What is Theobromine?
Theobromine, formerly known as xantheose, is a bitter alkaloid of the cacao plant, with the chemical formula C7H8N4O2. It is found in chocolate, as well as in a number of other foods, including the leaves of the tea plant, and the kola (or cola) nut. It is classified as a xanthine alkaloid, The compounds differ in their degree of methylation.
Despite its name, the compound contains no bromine—theobromine is derived from Theobroma, the name of the genus of the cacao tree, (which itself is made up of the Greek roots theo ("God") and broma ("food"), meaning "food of the gods") with the suffix -ine given to alkaloids and other basic nitrogen-containing compounds.

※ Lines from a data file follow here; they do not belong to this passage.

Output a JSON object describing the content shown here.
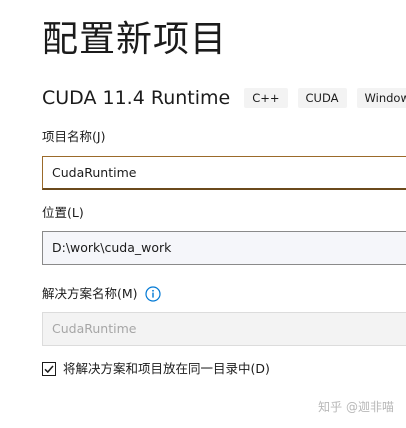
{
  "page": {
    "title": "配置新项目"
  },
  "template": {
    "name": "CUDA 11.4 Runtime",
    "tags": [
      "C++",
      "CUDA",
      "Windows"
    ]
  },
  "project_name": {
    "label": "项目名称(J)",
    "value": "CudaRuntime"
  },
  "location": {
    "label": "位置(L)",
    "value": "D:\\work\\cuda_work"
  },
  "solution_name": {
    "label": "解决方案名称(M)",
    "value": "CudaRuntime",
    "info_icon": "info-icon"
  },
  "same_directory": {
    "label": "将解决方案和项目放在同一目录中(D)",
    "checked": true
  },
  "watermark": {
    "text": "知乎 @迦非喵"
  },
  "colors": {
    "accent": "#0078d4",
    "active_border": "#9b6a2a"
  }
}
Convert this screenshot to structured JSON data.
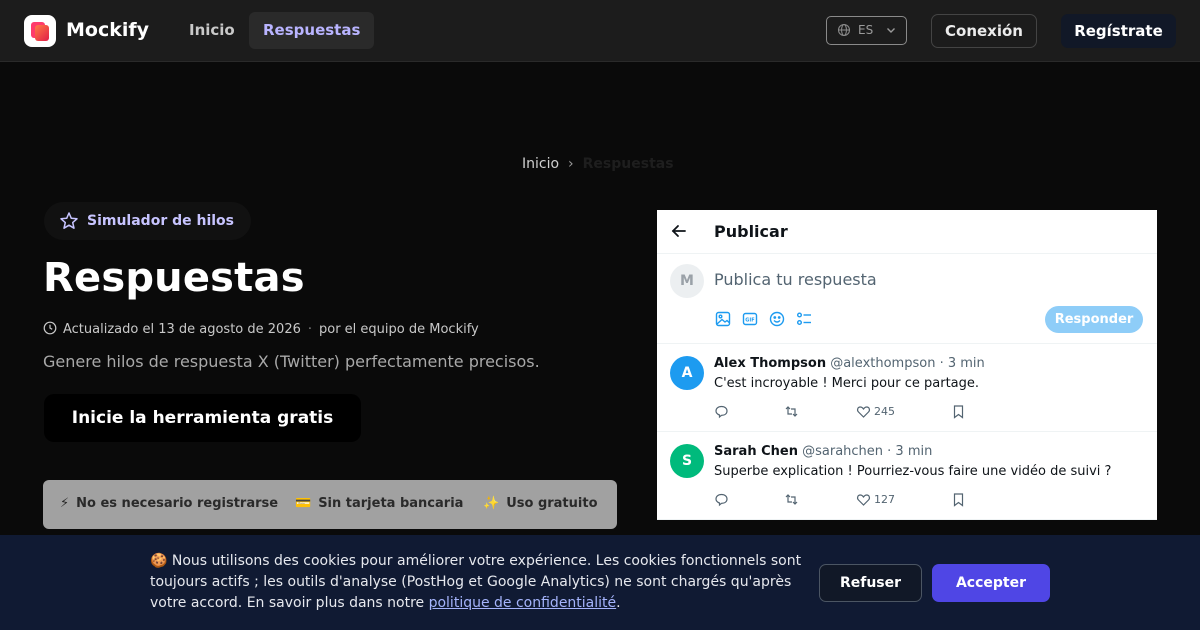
{
  "navbar": {
    "brand": "Mockify",
    "links": [
      "Inicio",
      "Respuestas"
    ],
    "language_code": "ES",
    "login_label": "Conexión",
    "signup_label": "Regístrate"
  },
  "breadcrumb": {
    "home": "Inicio",
    "current": "Respuestas"
  },
  "hero": {
    "badge_label": "Simulador de hilos",
    "title": "Respuestas",
    "updated": "Actualizado el 13 de agosto de 2026",
    "author": "por el equipo de Mockify",
    "description": "Genere hilos de respuesta X (Twitter) perfectamente precisos.",
    "cta_label": "Inicie la herramienta gratis",
    "features": [
      {
        "icon": "⚡",
        "label": "No es necesario registrarse"
      },
      {
        "icon": "💳",
        "label": "Sin tarjeta bancaria"
      },
      {
        "icon": "✨",
        "label": "Uso gratuito"
      }
    ]
  },
  "tweet_panel": {
    "header_title": "Publicar",
    "compose": {
      "avatar_initial": "M",
      "placeholder": "Publica tu respuesta",
      "reply_button": "Responder"
    },
    "replies": [
      {
        "initial": "A",
        "avatar_color": "#1d9bf0",
        "name": "Alex Thompson",
        "handle": "@alexthompson",
        "time": "· 3 min",
        "text": "C'est incroyable ! Merci pour ce partage.",
        "likes": "245"
      },
      {
        "initial": "S",
        "avatar_color": "#00ba7c",
        "name": "Sarah Chen",
        "handle": "@sarahchen",
        "time": "· 3 min",
        "text": "Superbe explication ! Pourriez-vous faire une vidéo de suivi ?",
        "likes": "127"
      }
    ]
  },
  "cookie_banner": {
    "text": "🍪 Nous utilisons des cookies pour améliorer votre expérience. Les cookies fonctionnels sont toujours actifs ; les outils d'analyse (PostHog et Google Analytics) ne sont chargés qu'après votre accord. En savoir plus dans notre ",
    "policy_link": "politique de confidentialité",
    "text_end": ".",
    "refuse_label": "Refuser",
    "accept_label": "Accepter"
  },
  "colors": {
    "accent": "#4f46e5",
    "badge_text": "#c7c4ff",
    "reply_button": "#8ecdf8"
  }
}
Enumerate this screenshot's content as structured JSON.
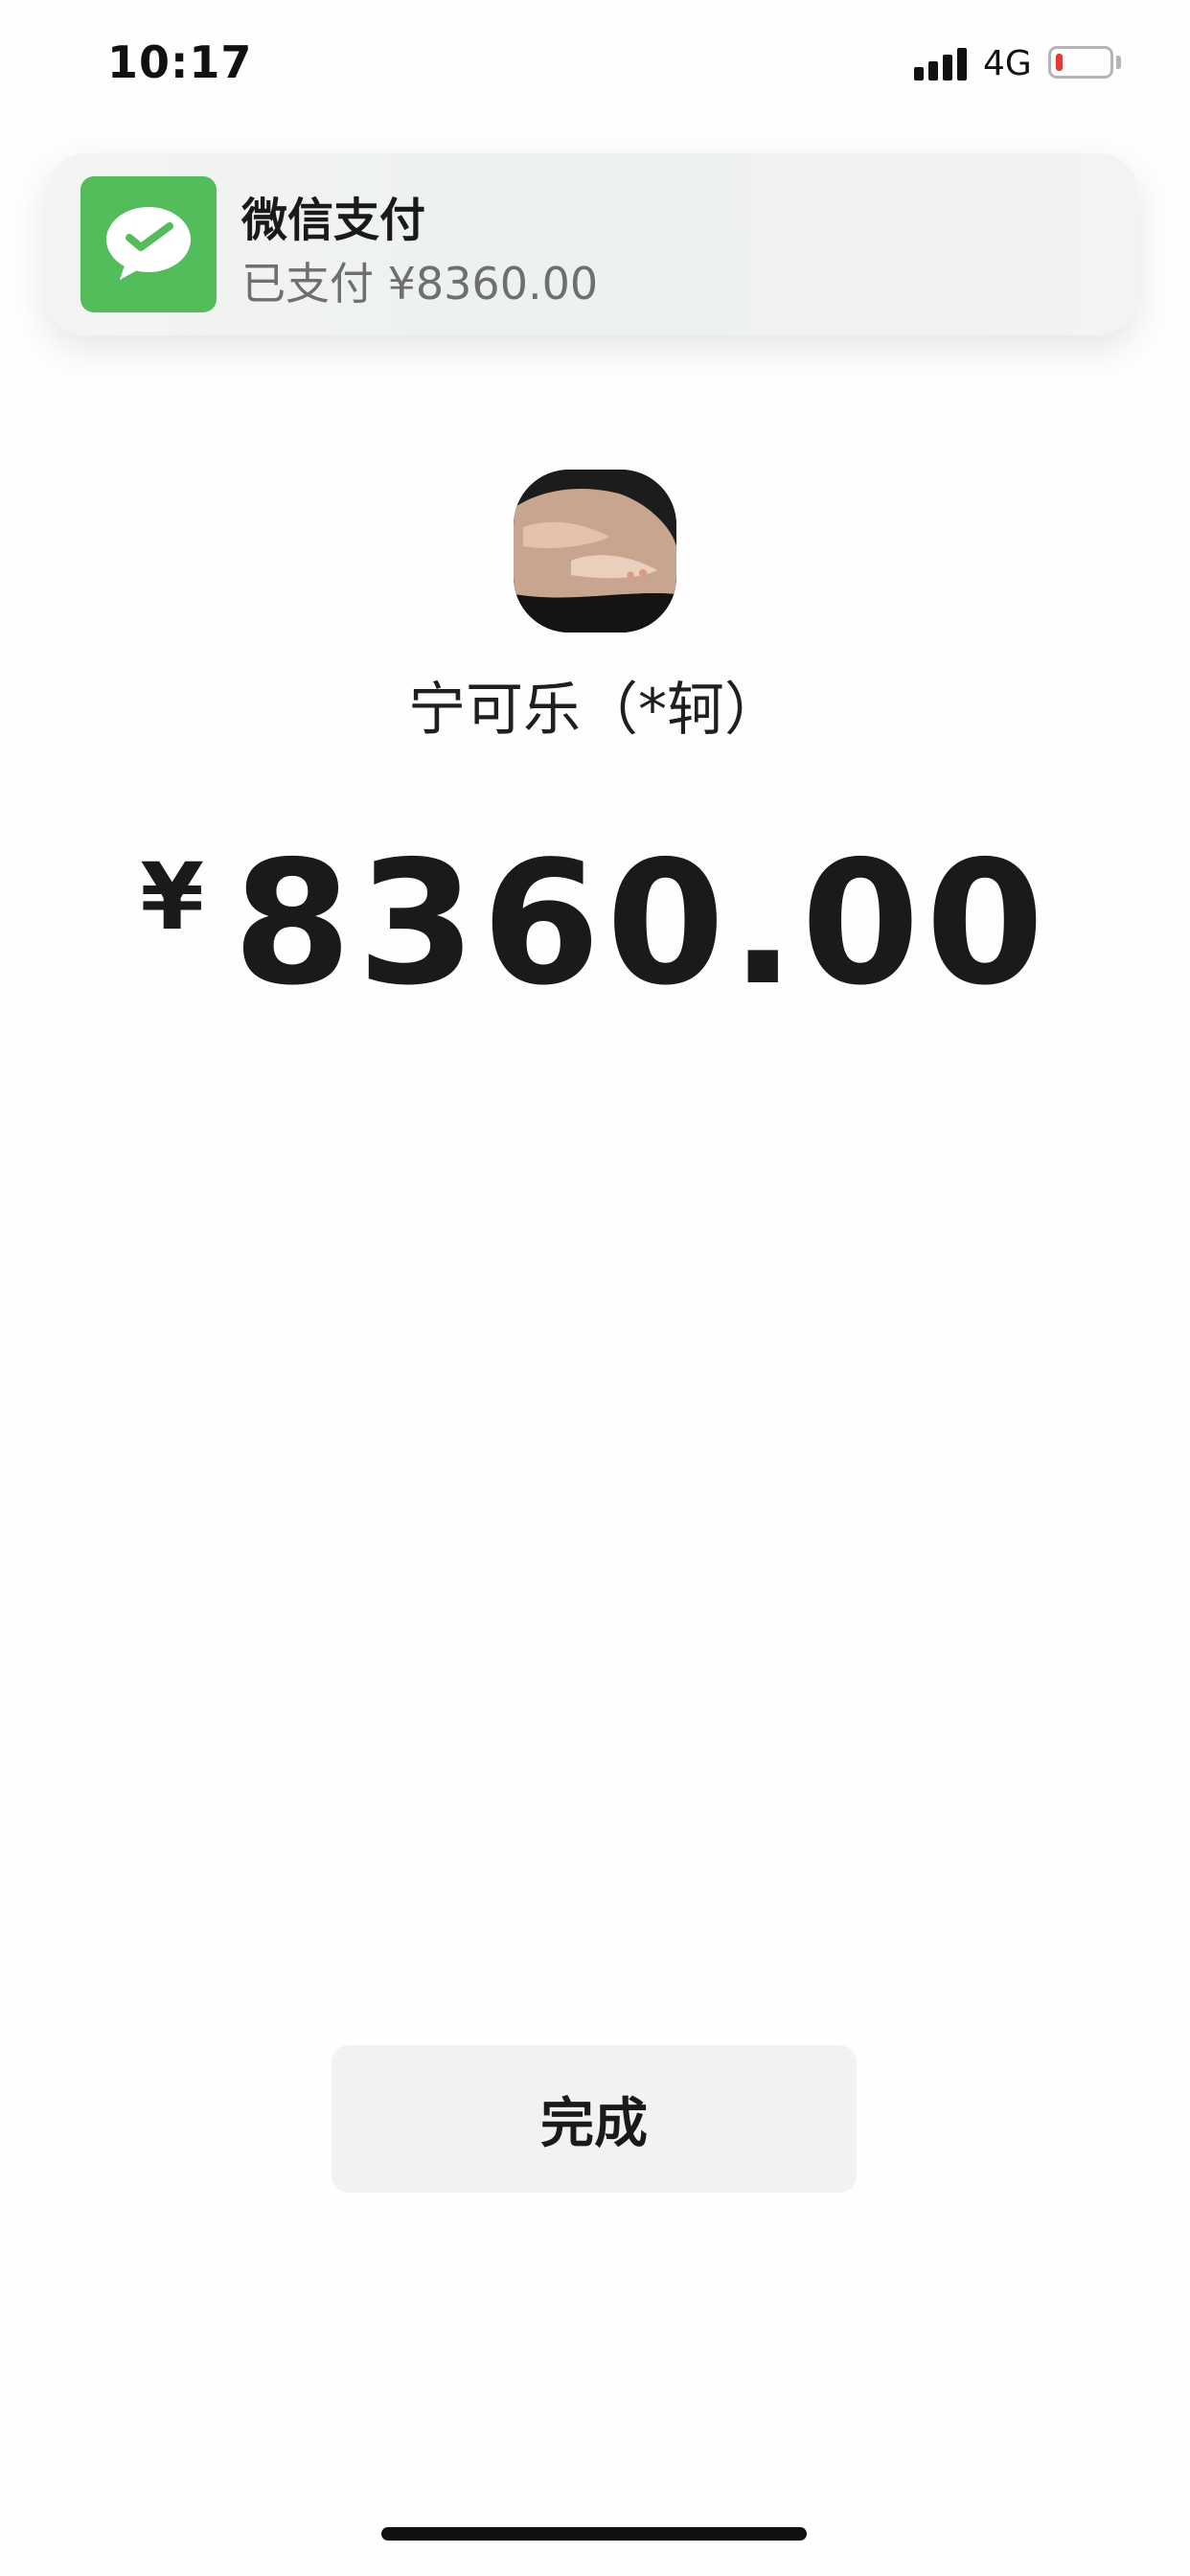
{
  "status_bar": {
    "time": "10:17",
    "network": "4G",
    "battery_level": 0.12,
    "battery_color": "#e53935",
    "signal_bars": 4
  },
  "notification": {
    "app_icon": "wechat-pay-icon",
    "icon_color": "#52bd5a",
    "title": "微信支付",
    "body": "已支付 ¥8360.00"
  },
  "payee": {
    "name": "宁可乐（*轲）"
  },
  "payment": {
    "currency": "¥",
    "amount": "8360.00"
  },
  "actions": {
    "done_label": "完成"
  }
}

Theobromine is a slightly water-soluble (330 mg/L), crystalline, bitter powder. Theobromine is white or colourless, but commercial samples can be yellowish. It has a similar, but lesser, effect to caffeine in the human nervous system, making it a lesser homologue. Theobromine is an isomer of theophylline, as well as paraxanthine. Theobromine is categorized as a dimethyl xanthine.
Theobromine was first discovered in 1841 in cacao beans by Russian chemist Alexander Voskresensky. Synthesis of theobromine from xanthine was first reported in 1882 by Hermann Emil Fischer.